The Problem

One of the largest challenges facing users in the digital world is proving they are who they purport to be. This continues to be one of the biggest hurdles yet to be solved that relates specifically to identity related trust concerns. This issue impacts everyone in the path of a communication session, which includes originating and terminating service providers, the Internet service provider's interconnect carriers / providers, government and end users (individuals and enterprises). The most fundamental aspect of this challenge is building on a globally usable, well-managed "name convention" that is highly automated, accessible and accepted by all parties in a communication channel. Current initiatives in this space, particularly using PKI systems, have fallen short of their objectives due to the following issues: (i) lack of a globally known and unique identifier, (ii) lack of network, protocol and application independence, (iii) user validation and privacy concerns, (iv) issues with back office support systems to manage / audit the life-time usage of certificates, (v) complexity of use, and (vi) the cost to implement. ICS leverages the ubiquity of a telephone number with its patented and patent-pending security solution to create a unifying platform of trust. Telephone numbers have long been an acceptable means of identity in a "hard wired" world. However, "trust by wire" does not work in the open environment of the Internet where a dedicated line between users cannot be established, leaving identity highly elusive, thereby elevating security considerations. Specific risks result:
  • "Toll Fraud". The act of spoofing the identity of VoIP service providers to surreptitiously route calls through other legitimate Internet phone companies, saddling them with the expense of carrying the traffic.
  • "Vhishing". The VoIP telephony version of email phishing. In such attacks, the "vhisher" calls via VoIP, spoofing the originating phone number so that the recipient's caller ID displays the name and number of a reputable organization, such as a bank, store, or government agency, generally in an attempt to obtain valuable personal information of the called party.
  • "Swatting". So named because such attacks often elicit the response of armed police SWAT teams. In these attacks, instigators originate VoIP calls that allow the caller to spoof their identity and location to 911 operators, making it seem to emergency responders as if the attacker who is reporting a false scene of mayhem and carnage is in a location often far removed from their true whereabouts.
  • "Spoofing Caller ID". Using VoIP phones or softphones, attackers can place calls from anywhere they can get an Internet connection, while simultaneously spoofing their Caller ID to avoid detection. Often, such callers are also able to use means of encryption that would allow them to avoid the lawful intercept regulations stipulated by CALEA, thereby keeping their communications private from law enforcement authorities.
  • "Smishing". The text message version of email phishing. In such attacks, the "smisher" sends a text message often purportedly from a financial institution requiring immediate attention. In responding, the called party is asked to provide valuable personal information.

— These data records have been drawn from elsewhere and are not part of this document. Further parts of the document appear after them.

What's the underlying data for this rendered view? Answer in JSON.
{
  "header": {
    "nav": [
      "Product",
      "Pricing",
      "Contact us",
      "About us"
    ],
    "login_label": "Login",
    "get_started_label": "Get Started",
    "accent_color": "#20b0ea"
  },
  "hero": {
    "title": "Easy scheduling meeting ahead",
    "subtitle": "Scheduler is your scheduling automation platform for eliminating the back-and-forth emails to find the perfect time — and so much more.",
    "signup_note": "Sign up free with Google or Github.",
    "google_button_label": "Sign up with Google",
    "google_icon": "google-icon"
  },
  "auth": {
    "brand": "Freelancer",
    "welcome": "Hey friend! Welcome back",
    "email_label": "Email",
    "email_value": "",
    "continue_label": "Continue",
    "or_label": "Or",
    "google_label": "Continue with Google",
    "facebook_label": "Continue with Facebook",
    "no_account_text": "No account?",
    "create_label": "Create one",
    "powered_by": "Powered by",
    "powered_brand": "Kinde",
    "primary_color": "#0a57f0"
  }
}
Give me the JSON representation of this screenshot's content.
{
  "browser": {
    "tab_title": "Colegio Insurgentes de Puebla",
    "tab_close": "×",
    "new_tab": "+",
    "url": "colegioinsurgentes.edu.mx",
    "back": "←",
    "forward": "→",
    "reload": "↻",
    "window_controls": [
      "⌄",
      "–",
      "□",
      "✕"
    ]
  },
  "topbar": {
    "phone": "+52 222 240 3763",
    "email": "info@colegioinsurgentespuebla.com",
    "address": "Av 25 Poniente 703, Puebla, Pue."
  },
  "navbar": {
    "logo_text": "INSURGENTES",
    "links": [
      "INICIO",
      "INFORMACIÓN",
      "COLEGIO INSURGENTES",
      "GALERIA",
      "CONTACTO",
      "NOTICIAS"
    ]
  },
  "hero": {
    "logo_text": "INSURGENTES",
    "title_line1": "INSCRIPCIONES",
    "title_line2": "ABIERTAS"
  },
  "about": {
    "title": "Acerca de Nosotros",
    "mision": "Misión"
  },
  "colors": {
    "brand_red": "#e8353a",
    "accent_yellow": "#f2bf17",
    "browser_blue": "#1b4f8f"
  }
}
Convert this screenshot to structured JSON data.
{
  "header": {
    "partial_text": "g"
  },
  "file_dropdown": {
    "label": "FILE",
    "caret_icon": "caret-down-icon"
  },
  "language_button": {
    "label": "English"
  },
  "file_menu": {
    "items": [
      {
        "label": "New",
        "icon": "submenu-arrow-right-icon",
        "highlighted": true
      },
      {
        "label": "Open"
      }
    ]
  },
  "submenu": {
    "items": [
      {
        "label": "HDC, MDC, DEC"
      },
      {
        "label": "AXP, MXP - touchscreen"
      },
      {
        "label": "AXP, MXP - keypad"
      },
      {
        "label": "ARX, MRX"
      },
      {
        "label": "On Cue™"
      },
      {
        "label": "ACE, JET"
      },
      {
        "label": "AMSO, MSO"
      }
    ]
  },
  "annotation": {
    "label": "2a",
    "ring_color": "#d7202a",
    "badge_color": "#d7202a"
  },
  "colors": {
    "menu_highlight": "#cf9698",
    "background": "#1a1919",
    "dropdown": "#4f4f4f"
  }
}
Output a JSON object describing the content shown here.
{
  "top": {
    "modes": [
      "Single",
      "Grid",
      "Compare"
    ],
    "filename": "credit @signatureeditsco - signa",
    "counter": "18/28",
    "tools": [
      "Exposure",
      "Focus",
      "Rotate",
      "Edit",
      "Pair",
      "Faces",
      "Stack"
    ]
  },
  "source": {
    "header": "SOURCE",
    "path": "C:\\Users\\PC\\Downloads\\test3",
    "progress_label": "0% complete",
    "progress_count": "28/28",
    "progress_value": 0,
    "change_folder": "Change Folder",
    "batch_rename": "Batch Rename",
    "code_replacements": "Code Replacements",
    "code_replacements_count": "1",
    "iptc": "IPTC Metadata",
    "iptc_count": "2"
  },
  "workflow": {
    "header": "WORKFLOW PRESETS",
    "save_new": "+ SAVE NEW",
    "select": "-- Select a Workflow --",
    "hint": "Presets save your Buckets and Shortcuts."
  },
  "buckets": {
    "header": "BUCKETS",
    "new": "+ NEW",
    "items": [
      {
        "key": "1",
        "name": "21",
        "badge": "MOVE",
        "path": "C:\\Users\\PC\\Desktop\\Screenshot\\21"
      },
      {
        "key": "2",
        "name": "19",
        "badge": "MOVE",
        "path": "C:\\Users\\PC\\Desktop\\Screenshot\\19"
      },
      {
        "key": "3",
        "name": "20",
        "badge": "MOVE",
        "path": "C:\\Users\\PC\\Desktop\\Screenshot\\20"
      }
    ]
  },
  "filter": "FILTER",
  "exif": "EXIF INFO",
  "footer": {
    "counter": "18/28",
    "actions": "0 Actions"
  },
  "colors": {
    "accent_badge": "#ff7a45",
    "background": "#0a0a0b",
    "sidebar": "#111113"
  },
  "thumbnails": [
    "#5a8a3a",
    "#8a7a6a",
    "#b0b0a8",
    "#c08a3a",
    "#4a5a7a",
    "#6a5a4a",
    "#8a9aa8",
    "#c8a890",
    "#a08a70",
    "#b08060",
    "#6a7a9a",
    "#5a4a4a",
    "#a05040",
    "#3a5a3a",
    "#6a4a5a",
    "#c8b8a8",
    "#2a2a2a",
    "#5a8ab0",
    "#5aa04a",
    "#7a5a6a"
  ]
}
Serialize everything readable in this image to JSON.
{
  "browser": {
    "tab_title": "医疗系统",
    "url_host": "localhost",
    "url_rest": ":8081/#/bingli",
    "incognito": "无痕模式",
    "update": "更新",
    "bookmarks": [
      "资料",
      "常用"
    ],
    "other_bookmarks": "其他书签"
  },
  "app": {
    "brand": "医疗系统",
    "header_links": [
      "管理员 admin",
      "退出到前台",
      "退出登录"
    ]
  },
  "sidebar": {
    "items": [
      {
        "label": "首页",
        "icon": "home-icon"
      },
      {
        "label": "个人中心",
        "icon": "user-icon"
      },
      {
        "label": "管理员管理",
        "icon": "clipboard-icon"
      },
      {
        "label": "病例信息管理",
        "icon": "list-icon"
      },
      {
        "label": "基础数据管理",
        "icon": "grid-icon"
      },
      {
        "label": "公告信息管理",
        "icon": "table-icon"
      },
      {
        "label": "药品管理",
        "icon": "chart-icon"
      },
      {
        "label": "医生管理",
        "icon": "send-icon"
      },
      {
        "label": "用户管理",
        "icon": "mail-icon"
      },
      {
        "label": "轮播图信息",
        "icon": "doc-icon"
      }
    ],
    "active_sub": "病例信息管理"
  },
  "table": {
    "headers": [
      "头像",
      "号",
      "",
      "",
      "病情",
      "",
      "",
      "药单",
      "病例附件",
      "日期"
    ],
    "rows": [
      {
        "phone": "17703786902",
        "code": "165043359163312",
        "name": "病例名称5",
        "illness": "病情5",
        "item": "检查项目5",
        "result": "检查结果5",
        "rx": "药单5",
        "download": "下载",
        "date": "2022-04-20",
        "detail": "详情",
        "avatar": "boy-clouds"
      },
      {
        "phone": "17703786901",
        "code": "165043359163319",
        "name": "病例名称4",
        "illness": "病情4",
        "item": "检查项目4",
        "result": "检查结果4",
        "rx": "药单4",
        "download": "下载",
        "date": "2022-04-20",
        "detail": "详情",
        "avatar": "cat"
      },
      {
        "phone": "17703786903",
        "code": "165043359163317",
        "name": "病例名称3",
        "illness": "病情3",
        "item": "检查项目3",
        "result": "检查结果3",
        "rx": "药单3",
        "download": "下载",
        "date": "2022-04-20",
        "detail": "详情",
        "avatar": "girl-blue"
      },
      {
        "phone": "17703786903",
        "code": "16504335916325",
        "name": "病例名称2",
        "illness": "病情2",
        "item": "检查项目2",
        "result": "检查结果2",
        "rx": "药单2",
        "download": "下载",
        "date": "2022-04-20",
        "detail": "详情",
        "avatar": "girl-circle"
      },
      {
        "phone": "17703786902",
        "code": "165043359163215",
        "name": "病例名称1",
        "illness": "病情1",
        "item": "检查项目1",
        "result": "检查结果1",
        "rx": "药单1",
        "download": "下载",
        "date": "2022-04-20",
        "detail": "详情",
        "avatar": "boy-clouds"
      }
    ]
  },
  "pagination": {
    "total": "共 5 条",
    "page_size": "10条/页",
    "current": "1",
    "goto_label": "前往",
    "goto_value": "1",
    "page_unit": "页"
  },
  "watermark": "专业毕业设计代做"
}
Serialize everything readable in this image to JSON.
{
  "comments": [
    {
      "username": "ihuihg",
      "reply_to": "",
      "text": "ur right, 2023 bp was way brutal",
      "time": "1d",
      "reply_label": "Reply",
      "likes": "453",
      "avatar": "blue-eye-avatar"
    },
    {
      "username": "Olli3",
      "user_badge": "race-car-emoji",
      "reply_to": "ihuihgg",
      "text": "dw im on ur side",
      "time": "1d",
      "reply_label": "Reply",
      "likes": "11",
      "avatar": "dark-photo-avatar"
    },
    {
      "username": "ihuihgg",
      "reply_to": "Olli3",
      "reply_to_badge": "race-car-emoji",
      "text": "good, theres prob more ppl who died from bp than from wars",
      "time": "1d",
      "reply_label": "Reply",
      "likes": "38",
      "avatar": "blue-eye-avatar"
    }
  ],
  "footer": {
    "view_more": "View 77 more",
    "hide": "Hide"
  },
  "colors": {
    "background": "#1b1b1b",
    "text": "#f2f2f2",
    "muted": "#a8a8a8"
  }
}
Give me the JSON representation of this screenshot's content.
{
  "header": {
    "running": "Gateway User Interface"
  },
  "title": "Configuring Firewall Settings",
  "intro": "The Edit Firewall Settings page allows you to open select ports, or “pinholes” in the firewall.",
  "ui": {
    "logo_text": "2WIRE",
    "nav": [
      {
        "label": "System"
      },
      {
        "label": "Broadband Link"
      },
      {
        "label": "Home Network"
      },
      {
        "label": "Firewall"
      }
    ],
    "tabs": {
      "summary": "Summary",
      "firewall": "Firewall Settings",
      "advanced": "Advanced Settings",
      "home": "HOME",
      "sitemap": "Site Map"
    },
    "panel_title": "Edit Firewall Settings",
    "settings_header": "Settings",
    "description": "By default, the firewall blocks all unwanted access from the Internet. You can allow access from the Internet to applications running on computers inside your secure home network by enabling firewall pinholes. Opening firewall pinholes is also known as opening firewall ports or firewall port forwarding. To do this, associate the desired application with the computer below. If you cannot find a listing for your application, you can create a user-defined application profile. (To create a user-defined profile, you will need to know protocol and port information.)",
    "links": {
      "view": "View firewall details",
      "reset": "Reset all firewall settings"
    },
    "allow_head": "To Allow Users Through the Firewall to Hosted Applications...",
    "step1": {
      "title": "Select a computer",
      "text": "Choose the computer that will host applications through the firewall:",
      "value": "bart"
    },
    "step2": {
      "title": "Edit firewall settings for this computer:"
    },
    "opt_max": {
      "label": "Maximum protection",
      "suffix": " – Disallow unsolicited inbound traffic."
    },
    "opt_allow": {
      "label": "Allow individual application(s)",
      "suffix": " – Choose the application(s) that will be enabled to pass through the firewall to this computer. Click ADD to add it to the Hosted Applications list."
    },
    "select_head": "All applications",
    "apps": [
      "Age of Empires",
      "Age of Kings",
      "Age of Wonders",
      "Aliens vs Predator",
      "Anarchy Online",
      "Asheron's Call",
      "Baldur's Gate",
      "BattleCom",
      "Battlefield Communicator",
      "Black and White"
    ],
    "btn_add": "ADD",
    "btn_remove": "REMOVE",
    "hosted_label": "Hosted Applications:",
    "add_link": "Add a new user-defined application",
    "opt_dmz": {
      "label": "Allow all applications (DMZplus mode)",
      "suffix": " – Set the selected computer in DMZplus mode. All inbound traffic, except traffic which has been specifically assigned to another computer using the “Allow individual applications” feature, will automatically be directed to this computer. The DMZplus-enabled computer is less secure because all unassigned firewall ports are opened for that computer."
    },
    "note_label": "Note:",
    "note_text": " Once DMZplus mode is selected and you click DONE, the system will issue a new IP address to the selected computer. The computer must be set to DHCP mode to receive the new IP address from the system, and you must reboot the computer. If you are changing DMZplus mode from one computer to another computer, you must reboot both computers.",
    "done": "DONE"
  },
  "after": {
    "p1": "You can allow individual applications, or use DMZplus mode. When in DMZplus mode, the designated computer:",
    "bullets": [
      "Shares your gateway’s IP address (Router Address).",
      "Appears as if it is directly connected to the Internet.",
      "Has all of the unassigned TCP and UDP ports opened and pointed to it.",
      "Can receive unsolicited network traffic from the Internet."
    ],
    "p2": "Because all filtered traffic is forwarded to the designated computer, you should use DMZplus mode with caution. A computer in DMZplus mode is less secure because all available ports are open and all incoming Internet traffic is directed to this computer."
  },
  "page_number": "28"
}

"Trust by authentication" is the only means by which to establish a validated identity, which is essential to support a host of applications, from a telephone call to high-value financial transactions. It is at the heart of ACerted Trust, which addresses all the risks discussed above.